Work required:
What lines of the data below include the word "label"? Report them by copying each.

Records from a collection:
···
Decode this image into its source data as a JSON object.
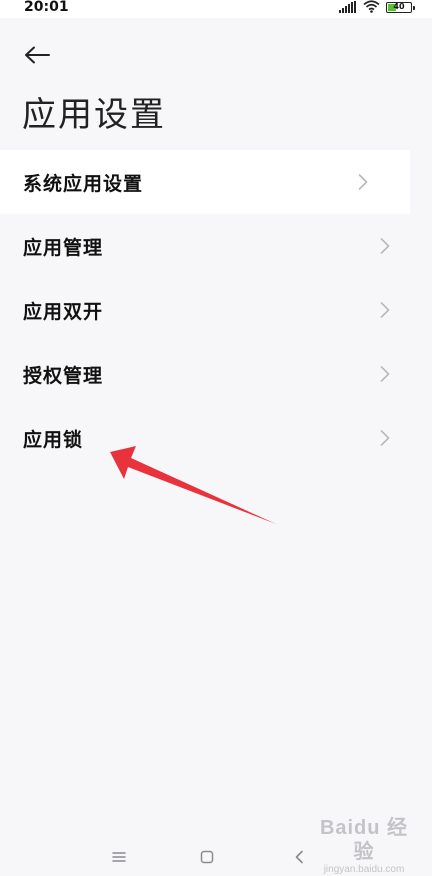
{
  "status_bar": {
    "time": "20:01",
    "battery_text": "40",
    "battery_level_percent": 40,
    "icons": [
      "signal-icon",
      "wifi-icon",
      "battery-icon"
    ]
  },
  "header": {
    "back_icon": "arrow-left-icon",
    "title": "应用设置"
  },
  "menu": {
    "items": [
      {
        "label": "系统应用设置"
      },
      {
        "label": "应用管理"
      },
      {
        "label": "应用双开"
      },
      {
        "label": "授权管理"
      },
      {
        "label": "应用锁"
      }
    ],
    "chevron_icon": "chevron-right-icon"
  },
  "annotation": {
    "arrow_color": "#e8323c"
  },
  "navigation_bar": {
    "icons": [
      "menu-icon",
      "home-icon",
      "back-icon"
    ]
  },
  "watermark": {
    "brand": "Baidu 经验",
    "url": "jingyan.baidu.com"
  },
  "colors": {
    "background": "#f7f7f9",
    "battery_fill": "#58c234",
    "chevron": "#b8b8bd",
    "watermark": "#c4c4c8"
  }
}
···
Result below:
        "label": "系统应用设置"
        "label": "应用管理"
        "label": "应用双开"
        "label": "授权管理"
        "label": "应用锁"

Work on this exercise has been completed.